* **WORK INSTRUCTIONS**:
Return every entry in full, with no alterations.

# # # # # # #

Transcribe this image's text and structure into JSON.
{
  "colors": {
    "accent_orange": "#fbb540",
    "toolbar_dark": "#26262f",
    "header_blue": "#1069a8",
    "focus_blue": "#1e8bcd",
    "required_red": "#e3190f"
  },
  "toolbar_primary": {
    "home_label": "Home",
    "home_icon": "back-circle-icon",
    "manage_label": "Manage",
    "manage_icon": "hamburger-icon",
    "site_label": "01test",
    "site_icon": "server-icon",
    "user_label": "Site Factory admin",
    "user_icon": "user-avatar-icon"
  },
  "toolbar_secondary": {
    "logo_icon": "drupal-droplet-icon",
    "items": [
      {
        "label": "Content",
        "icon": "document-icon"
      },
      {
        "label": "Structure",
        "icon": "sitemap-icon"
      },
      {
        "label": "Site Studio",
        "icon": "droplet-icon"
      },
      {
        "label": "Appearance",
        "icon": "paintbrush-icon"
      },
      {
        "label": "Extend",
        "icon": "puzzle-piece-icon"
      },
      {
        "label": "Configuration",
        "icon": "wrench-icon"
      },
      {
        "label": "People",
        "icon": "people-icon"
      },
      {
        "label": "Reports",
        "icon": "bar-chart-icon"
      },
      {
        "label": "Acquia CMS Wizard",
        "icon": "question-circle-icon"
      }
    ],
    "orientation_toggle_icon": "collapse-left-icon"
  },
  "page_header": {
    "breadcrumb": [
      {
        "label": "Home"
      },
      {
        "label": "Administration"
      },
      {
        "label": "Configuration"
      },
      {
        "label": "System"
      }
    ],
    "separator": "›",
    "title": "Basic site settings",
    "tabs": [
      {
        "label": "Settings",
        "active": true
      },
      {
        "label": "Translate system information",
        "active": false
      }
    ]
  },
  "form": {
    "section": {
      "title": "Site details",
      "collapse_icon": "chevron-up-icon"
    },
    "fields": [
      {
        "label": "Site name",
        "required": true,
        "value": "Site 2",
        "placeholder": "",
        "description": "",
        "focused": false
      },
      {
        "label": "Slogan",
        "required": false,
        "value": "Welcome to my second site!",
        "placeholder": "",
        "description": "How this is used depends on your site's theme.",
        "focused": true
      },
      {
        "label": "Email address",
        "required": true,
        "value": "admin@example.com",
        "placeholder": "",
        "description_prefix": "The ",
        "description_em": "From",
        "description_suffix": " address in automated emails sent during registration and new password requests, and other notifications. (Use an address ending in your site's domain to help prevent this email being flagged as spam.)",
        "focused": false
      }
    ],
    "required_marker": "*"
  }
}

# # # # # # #

* **TASK RESPONSE**:
Transcribe this image's text and structure into JSON.
{
  "colors": {
    "accent_orange": "#fbb540",
    "toolbar_dark": "#26262f",
    "header_blue": "#1069a8",
    "focus_blue": "#1e8bcd",
    "required_red": "#e3190f"
  },
  "toolbar_primary": {
    "home_label": "Home",
    "home_icon": "back-circle-icon",
    "manage_label": "Manage",
    "manage_icon": "hamburger-icon",
    "site_label": "01test",
    "site_icon": "server-icon",
    "user_label": "Site Factory admin",
    "user_icon": "user-avatar-icon"
  },
  "toolbar_secondary": {
    "logo_icon": "drupal-droplet-icon",
    "items": [
      {
        "label": "Content",
        "icon": "document-icon"
      },
      {
        "label": "Structure",
        "icon": "sitemap-icon"
      },
      {
        "label": "Site Studio",
        "icon": "droplet-icon"
      },
      {
        "label": "Appearance",
        "icon": "paintbrush-icon"
      },
      {
        "label": "Extend",
        "icon": "puzzle-piece-icon"
      },
      {
        "label": "Configuration",
        "icon": "wrench-icon"
      },
      {
        "label": "People",
        "icon": "people-icon"
      },
      {
        "label": "Reports",
        "icon": "bar-chart-icon"
      },
      {
        "label": "Acquia CMS Wizard",
        "icon": "question-circle-icon"
      }
    ],
    "orientation_toggle_icon": "collapse-left-icon"
  },
  "page_header": {
    "breadcrumb": [
      {
        "label": "Home"
      },
      {
        "label": "Administration"
      },
      {
        "label": "Configuration"
      },
      {
        "label": "System"
      }
    ],
    "separator": "›",
    "title": "Basic site settings",
    "tabs": [
      {
        "label": "Settings",
        "active": true
      },
      {
        "label": "Translate system information",
        "active": false
      }
    ]
  },
  "form": {
    "section": {
      "title": "Site details",
      "collapse_icon": "chevron-up-icon"
    },
    "fields": [
      {
        "label": "Site name",
        "required": true,
        "value": "Site 2",
        "placeholder": "",
        "description": "",
        "focused": false
      },
      {
        "label": "Slogan",
        "required": false,
        "value": "Welcome to my second site!",
        "placeholder": "",
        "description": "How this is used depends on your site's theme.",
        "focused": true
      },
      {
        "label": "Email address",
        "required": true,
        "value": "admin@example.com",
        "placeholder": "",
        "description_prefix": "The ",
        "description_em": "From",
        "description_suffix": " address in automated emails sent during registration and new password requests, and other notifications. (Use an address ending in your site's domain to help prevent this email being flagged as spam.)",
        "focused": false
      }
    ],
    "required_marker": "*"
  }
}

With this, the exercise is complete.